and ate my Spam & eggs I poured over sites and attractions in Uruma. Remember, Uruma was this year's focus. The
Urumaichi Tateishikawa History & Folklore Museum sounded like a good place to stay in from the rain and learn some-
thing new. I hoped only that when I got there (assuming I'd find the place) there would be English-language signage.
If you've been following my trip diary videos then you recognized the drive out of Konbu. Usually though,
I turn left at that light. In this case I turned right and we're heading north on Rte 255 to find the museum.
I had "Google walked" to the museum before leaving the house and had a few notes to remind me how
to get there. Between looking for car lots, lumber yard and a dental office I was sure I'd get there, but it

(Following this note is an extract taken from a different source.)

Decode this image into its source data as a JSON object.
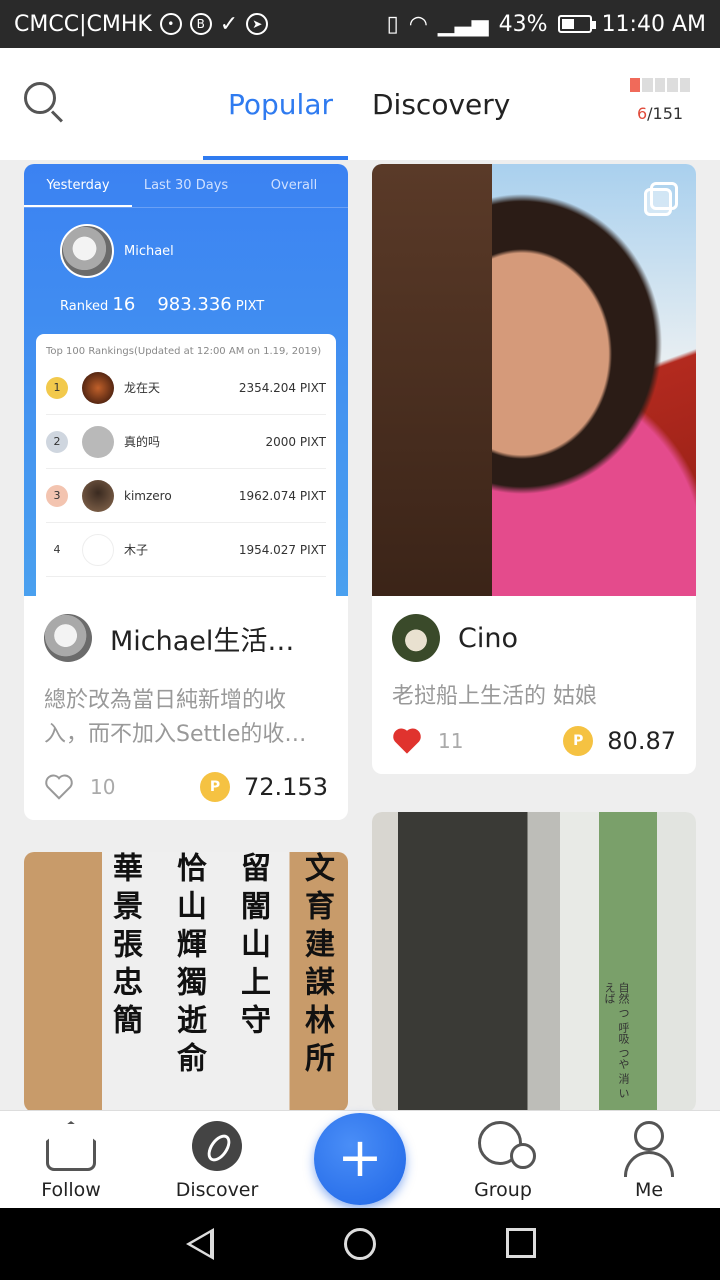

turned out that I had to, as usual, turn around after having gone past my destination. But, hey!, I got there!
So, after parking I went into the building and approached the first "official-looking" place, a window to a small
room occupied by a woman who had been eating her lunch. Ooops! Gomennasai. But she was gracious
and pointed me in the right direction. She was a custodial worker who was familiar with everything in that
building so she was very helpful. She didn't speak a lick of English and I thought that maybe that didn't bode
well for my hopes of finding English-language materials in the museum. We'll see. Never give up hope, eh?
I got off of the elevator and was immediately met by some pretty cool displays with signage totally in nihango
Apparently I forgot the word "press" when I encountered the sugar cane press on display. Also, the movies that
I have of the sugar cane press that I talked about are from the SEVENTIES - not the 80s as I had stated. Tsk!
There being no English-language guidance I simply walked through the museum and tried my best to interpret.
So, c'mon along and we'll take a look at things together. Anything that you see/read and understand, please...
This clip is of some things that were on display at the reception area, before getting into the museum proper.
Included was a cool model of a grain storage building like the one we saw during the Ryukyu Village and the
Murasaki Mura visits. I like the way they did the thatched roof. Some other local handicrafts are shown too.
Now, moving along to the inner sanctum...
The next clips are pretty quick walk-through views which will be followed by photos. Once again, if you can
explain and/or interpret some of the information, please send it along to me and I'll include it in this feature.